§ **Goal of the exercise**
Pull every line containing "title" out of the listing below.

§ **Provided entries**

....

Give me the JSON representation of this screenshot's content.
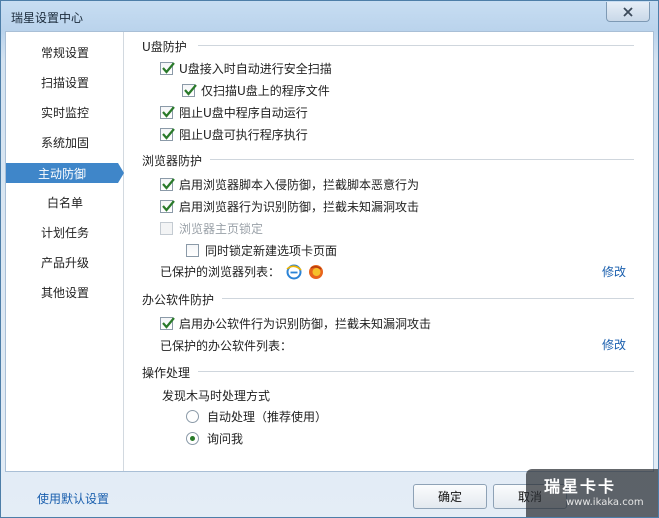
{
  "window": {
    "title": "瑞星设置中心"
  },
  "sidebar": {
    "items": [
      {
        "label": "常规设置"
      },
      {
        "label": "扫描设置"
      },
      {
        "label": "实时监控"
      },
      {
        "label": "系统加固"
      },
      {
        "label": "主动防御",
        "active": true
      },
      {
        "label": "白名单"
      },
      {
        "label": "计划任务"
      },
      {
        "label": "产品升级"
      },
      {
        "label": "其他设置"
      }
    ]
  },
  "usb": {
    "title": "U盘防护",
    "auto_scan": "U盘接入时自动进行安全扫描",
    "scan_only": "仅扫描U盘上的程序文件",
    "block_autorun": "阻止U盘中程序自动运行",
    "block_exec": "阻止U盘可执行程序执行"
  },
  "browser": {
    "title": "浏览器防护",
    "script_defense": "启用浏览器脚本入侵防御，拦截脚本恶意行为",
    "behavior_defense": "启用浏览器行为识别防御，拦截未知漏洞攻击",
    "homepage_lock": "浏览器主页锁定",
    "new_tab_lock": "同时锁定新建选项卡页面",
    "protected_list": "已保护的浏览器列表：",
    "modify": "修改",
    "icons": [
      "ie-icon",
      "firefox-icon"
    ]
  },
  "office": {
    "title": "办公软件防护",
    "behavior_defense": "启用办公软件行为识别防御，拦截未知漏洞攻击",
    "protected_list": "已保护的办公软件列表：",
    "modify": "修改"
  },
  "action": {
    "title": "操作处理",
    "trojan_label": "发现木马时处理方式",
    "auto": "自动处理（推荐使用）",
    "ask": "询问我",
    "selected": "ask"
  },
  "footer": {
    "default_link": "使用默认设置",
    "ok": "确定",
    "cancel": "取消"
  },
  "watermark": {
    "main": "瑞星卡卡",
    "sub": "www.ikaka.com"
  },
  "colors": {
    "accent": "#3f86c9",
    "link": "#1a5fae",
    "check": "#2a7a2a"
  }
}
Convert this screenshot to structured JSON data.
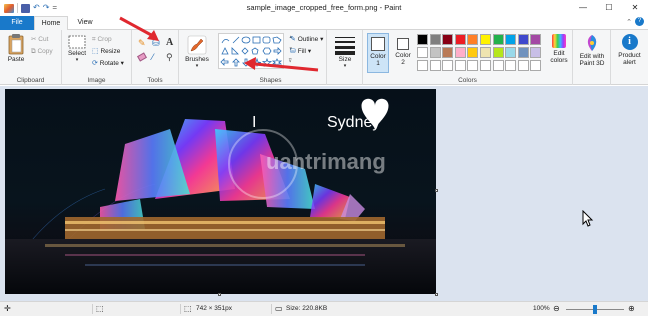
{
  "window": {
    "title": "sample_image_cropped_free_form.png - Paint",
    "minimize": "—",
    "maximize": "☐",
    "close": "✕"
  },
  "quick_access": {
    "dropdown": "="
  },
  "tabs": {
    "file": "File",
    "home": "Home",
    "view": "View"
  },
  "ribbon": {
    "clipboard": {
      "label": "Clipboard",
      "paste": "Paste",
      "cut": "Cut",
      "copy": "Copy"
    },
    "image": {
      "label": "Image",
      "select": "Select",
      "crop": "Crop",
      "resize": "Resize",
      "rotate": "Rotate"
    },
    "tools": {
      "label": "Tools",
      "text_icon": "A"
    },
    "brushes": {
      "label": "Brushes"
    },
    "shapes": {
      "label": "Shapes",
      "outline": "Outline",
      "fill": "Fill"
    },
    "size": {
      "label": "Size"
    },
    "colors": {
      "label": "Colors",
      "color1": "Color\n1",
      "color1_line1": "Color",
      "color1_line2": "1",
      "color2_line1": "Color",
      "color2_line2": "2",
      "edit_colors_line1": "Edit",
      "edit_colors_line2": "colors",
      "edit_paint3d_line1": "Edit with",
      "edit_paint3d_line2": "Paint 3D",
      "product_alert_line1": "Product",
      "product_alert_line2": "alert",
      "palette_row1": [
        "#000000",
        "#7f7f7f",
        "#880015",
        "#ed1c24",
        "#ff7f27",
        "#fff200",
        "#22b14c",
        "#00a2e8",
        "#3f48cc",
        "#a349a4"
      ],
      "palette_row2": [
        "#ffffff",
        "#c3c3c3",
        "#b97a57",
        "#ffaec9",
        "#ffc90e",
        "#efe4b0",
        "#b5e61d",
        "#99d9ea",
        "#7092be",
        "#c8bfe7"
      ]
    }
  },
  "canvas_image": {
    "text_left": "I",
    "text_right": "Sydney",
    "watermark": "uantrimang"
  },
  "status": {
    "dimensions": "742 × 351px",
    "size": "Size: 220.8KB",
    "zoom": "100%",
    "zoom_out": "⊖",
    "zoom_in": "⊕",
    "zoom_level_fraction": 0.5
  },
  "colors": {
    "accent": "#1979ca",
    "arrow": "#e0282f",
    "ribbon_bg": "#f5f6f7",
    "workspace": "#dbe3ef"
  }
}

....

§ **Answer below**
    "title": "瑞星设置中心"
    "title": "U盘防护",
    "title": "浏览器防护",
    "title": "办公软件防护",
    "title": "操作处理",
    "title": "sample_image_cropped_free_form.png - Paint",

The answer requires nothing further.